Sunday, April 9, 2017
Early spring along the river Wear at Wolsingham, Weardale
Blue skies and warm sunny weather in Weardale this weekend. Here are a few of the sights from a walk along the banks of the river Wear downstream from Wolsingham.
Blackthorn in full bloom everywhere.
Elm flowering is long finished, now the clusters of seeds are developing
Dry weather in the dale, so the water level in the river has dropped rapidly, leaving shallow pools full of trapped fish.
Great tit singing
Grey wagtails are most often seen at the water's edge, but this cock bird was perched in a riverbank tree
A very confiding hedge sparrow. I suspect its was reluctant to fly because its nest was somewhere close, though I failed to find it.
Herb robert coming into flower. This was a nutrient-starved plant rooted in a dead tree and the stress may account for those vivid red leaves
Plenty of ripe ivy berries, particularly valuable food for spring migrants.

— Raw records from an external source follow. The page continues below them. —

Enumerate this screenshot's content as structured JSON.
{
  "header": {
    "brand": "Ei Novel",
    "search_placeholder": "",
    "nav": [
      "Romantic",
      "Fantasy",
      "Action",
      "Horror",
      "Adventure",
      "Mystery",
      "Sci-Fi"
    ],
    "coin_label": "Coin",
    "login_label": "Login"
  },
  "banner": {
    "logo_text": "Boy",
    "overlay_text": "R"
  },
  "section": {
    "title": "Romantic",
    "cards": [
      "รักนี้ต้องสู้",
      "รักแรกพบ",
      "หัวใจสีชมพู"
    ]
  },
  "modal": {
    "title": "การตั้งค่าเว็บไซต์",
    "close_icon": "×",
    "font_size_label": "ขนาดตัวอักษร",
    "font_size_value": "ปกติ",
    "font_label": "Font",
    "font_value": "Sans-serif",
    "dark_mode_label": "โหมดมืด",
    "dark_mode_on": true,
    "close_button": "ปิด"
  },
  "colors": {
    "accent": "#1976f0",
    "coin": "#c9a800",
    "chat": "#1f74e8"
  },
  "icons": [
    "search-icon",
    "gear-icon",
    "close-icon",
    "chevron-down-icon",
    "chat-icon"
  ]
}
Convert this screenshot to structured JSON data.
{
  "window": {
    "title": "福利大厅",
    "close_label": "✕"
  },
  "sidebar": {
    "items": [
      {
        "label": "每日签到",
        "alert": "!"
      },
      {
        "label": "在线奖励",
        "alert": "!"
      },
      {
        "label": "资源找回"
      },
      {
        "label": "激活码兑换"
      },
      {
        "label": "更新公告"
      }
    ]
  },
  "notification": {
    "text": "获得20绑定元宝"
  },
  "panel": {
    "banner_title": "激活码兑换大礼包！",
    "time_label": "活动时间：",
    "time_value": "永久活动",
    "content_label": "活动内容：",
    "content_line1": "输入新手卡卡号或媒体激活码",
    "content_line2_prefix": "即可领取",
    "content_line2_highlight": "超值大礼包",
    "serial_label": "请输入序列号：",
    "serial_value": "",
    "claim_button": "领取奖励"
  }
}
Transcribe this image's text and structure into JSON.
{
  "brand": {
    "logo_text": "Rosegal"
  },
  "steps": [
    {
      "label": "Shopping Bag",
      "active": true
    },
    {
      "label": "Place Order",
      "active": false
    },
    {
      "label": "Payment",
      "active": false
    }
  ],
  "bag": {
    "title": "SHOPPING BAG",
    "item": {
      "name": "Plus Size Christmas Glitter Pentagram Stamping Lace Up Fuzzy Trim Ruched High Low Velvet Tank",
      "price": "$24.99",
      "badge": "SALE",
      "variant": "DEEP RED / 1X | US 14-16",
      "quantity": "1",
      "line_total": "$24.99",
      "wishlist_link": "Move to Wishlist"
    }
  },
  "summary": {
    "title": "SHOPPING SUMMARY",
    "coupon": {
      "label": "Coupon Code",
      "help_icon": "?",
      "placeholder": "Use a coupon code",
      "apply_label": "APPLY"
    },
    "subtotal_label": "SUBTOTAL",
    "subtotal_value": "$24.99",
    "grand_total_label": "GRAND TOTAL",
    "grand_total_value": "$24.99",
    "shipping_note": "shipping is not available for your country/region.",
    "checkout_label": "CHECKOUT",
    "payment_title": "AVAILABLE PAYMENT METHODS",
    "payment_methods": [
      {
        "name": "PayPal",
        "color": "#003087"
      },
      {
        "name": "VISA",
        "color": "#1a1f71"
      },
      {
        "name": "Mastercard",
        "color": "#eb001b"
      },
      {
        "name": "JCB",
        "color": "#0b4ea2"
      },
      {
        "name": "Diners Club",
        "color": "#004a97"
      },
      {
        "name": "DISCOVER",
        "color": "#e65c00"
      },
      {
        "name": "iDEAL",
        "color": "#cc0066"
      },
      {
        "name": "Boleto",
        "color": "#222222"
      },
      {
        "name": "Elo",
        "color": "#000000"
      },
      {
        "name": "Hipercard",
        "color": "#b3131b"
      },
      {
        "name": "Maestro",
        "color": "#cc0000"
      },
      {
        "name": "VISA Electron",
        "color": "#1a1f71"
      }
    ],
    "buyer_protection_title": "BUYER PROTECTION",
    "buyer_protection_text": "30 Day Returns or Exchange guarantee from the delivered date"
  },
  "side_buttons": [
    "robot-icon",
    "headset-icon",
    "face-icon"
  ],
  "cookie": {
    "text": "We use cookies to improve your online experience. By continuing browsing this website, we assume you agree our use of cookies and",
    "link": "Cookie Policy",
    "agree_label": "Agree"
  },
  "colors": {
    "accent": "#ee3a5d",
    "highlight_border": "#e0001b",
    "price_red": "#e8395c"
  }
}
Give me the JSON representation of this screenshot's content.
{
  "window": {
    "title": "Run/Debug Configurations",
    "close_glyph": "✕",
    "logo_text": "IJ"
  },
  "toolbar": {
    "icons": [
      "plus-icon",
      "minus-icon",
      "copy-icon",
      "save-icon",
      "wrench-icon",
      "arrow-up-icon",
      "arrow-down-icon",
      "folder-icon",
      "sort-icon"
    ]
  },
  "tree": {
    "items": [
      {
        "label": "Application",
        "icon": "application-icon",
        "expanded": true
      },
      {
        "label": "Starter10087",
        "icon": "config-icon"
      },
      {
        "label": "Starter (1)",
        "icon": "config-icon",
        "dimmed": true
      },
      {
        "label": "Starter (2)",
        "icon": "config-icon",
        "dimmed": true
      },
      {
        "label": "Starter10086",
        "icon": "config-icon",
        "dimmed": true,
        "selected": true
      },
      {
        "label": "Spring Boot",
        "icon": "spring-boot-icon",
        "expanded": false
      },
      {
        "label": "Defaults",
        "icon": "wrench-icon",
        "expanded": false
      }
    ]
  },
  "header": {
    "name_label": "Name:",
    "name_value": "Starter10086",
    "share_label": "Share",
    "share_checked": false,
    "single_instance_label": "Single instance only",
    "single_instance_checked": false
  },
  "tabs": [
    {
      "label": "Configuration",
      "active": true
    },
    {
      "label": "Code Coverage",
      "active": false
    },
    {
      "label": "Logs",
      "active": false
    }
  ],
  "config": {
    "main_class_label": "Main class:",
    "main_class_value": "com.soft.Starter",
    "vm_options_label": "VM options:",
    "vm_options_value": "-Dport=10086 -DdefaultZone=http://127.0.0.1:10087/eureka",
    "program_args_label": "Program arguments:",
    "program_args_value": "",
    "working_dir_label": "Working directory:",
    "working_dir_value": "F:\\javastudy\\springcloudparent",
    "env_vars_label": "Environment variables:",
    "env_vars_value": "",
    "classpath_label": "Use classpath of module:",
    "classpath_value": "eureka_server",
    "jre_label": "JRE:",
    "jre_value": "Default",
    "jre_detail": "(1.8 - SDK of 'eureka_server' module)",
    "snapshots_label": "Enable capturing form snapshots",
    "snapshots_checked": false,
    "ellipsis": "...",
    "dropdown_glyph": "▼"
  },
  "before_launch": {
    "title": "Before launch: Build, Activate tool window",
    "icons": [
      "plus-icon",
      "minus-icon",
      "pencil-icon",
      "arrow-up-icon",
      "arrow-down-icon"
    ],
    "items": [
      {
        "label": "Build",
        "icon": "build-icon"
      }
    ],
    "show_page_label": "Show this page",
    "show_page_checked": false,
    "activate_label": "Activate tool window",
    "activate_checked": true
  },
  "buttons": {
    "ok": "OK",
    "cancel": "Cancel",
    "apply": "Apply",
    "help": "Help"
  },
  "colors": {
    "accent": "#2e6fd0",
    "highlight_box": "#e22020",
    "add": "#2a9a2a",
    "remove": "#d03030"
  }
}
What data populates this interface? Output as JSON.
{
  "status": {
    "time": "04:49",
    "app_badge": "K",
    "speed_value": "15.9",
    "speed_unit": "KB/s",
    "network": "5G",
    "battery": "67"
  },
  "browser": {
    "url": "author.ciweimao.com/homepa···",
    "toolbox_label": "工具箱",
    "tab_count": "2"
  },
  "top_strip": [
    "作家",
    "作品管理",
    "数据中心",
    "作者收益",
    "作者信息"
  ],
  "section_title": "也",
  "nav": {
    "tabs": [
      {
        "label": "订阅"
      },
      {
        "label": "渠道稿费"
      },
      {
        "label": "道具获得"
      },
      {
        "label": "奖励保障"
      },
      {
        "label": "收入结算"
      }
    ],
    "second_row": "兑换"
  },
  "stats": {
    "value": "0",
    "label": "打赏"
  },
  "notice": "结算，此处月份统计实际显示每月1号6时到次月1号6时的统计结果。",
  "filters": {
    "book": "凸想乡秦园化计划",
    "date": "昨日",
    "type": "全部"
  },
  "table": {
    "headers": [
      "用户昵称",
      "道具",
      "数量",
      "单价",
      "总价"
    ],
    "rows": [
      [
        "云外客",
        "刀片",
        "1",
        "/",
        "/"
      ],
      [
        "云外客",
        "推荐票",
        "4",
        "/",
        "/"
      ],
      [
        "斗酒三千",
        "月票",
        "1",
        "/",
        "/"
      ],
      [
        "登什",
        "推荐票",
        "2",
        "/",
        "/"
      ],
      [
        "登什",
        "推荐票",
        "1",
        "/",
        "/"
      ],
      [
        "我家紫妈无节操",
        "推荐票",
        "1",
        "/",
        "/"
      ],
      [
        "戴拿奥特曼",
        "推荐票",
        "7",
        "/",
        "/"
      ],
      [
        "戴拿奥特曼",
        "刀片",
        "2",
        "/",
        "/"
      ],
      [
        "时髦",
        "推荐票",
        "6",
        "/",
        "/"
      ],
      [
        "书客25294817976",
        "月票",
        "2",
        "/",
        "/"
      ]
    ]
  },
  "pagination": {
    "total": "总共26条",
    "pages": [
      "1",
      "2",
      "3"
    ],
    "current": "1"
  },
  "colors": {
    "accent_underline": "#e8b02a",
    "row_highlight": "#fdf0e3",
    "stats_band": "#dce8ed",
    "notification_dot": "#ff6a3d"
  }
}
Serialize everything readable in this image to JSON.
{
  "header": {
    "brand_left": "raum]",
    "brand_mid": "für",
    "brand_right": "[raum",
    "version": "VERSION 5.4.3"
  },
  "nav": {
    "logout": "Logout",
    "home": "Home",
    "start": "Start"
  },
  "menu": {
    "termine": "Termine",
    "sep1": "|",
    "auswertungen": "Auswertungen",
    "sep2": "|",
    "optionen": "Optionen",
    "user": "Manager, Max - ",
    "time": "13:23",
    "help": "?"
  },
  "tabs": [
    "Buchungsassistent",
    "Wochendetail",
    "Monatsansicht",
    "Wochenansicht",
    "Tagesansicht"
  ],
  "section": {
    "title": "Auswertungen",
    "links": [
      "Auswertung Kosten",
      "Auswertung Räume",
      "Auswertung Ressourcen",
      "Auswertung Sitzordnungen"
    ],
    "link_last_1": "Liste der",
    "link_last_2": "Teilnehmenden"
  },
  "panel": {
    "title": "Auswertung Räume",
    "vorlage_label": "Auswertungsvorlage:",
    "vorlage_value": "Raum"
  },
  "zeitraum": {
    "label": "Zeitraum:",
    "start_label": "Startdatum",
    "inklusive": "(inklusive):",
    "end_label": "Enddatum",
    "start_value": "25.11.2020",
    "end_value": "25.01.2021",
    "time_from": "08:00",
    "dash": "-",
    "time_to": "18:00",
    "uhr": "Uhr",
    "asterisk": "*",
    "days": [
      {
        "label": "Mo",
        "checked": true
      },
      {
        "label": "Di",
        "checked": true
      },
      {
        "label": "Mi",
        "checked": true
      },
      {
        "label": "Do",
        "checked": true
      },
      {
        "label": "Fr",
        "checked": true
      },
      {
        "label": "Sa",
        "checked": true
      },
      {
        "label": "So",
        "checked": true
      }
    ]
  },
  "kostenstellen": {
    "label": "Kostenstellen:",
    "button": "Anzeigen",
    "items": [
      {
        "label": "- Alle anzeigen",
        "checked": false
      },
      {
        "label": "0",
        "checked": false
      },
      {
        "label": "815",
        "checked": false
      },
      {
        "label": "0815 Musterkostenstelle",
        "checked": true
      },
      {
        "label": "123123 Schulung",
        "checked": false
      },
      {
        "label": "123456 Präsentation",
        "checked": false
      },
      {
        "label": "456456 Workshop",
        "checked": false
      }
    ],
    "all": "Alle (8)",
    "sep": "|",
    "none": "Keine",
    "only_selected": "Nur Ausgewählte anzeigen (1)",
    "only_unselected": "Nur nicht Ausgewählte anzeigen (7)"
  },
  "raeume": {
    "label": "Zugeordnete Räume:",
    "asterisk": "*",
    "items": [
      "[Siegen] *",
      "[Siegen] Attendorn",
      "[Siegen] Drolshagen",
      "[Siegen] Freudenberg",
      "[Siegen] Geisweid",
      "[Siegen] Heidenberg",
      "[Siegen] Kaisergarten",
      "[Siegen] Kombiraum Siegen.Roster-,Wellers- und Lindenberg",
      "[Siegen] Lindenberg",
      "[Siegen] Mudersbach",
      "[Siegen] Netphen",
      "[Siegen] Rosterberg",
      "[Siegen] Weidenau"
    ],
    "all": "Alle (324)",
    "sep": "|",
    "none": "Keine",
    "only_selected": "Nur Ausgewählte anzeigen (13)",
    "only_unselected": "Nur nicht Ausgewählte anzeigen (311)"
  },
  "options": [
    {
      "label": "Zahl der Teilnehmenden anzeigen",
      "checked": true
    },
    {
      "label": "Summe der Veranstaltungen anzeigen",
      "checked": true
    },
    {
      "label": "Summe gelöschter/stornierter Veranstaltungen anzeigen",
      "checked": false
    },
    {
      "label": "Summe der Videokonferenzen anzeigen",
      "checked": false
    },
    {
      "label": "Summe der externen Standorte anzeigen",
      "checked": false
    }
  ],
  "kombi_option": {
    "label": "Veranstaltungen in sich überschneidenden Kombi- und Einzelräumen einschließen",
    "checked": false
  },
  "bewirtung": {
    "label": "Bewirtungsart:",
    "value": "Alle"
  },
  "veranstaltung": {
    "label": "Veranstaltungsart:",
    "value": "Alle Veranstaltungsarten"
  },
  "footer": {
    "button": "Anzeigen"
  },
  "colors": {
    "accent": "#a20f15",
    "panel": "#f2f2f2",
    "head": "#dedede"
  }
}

Lambs growing fast ..... and very lively
The best find of the day, a morel Morchella esculenta. The sandy silt near the river bank seems to suit these fungi, though they don't appear very often.
Nuthatch, very vociferous at this time of year.
A well-worn peacock butterfly, refuelling on butterbur nectar after a long hibernation
So warm that sheep were looking for somewhere shady to rest by mid-morning
Sycamore buds are exceptionally beautiful when they swell, elongate and begin to burst at this time of year
It was been an exceptional year for toothwort, the parasite that gains all its nutrients from the roots of hazel. Must have seen well over 100 flower spikes.
Click here for more information on this unusual flowering plant that is completely lacking in chlorophyll.
The tiny-flowered ivy-leaved speedwell Veronica hederifolia coming into flower
Willow warblers singing all along the riverbank
Wood sorrel coming into bloom
.... and finally, a very noisy singing wren.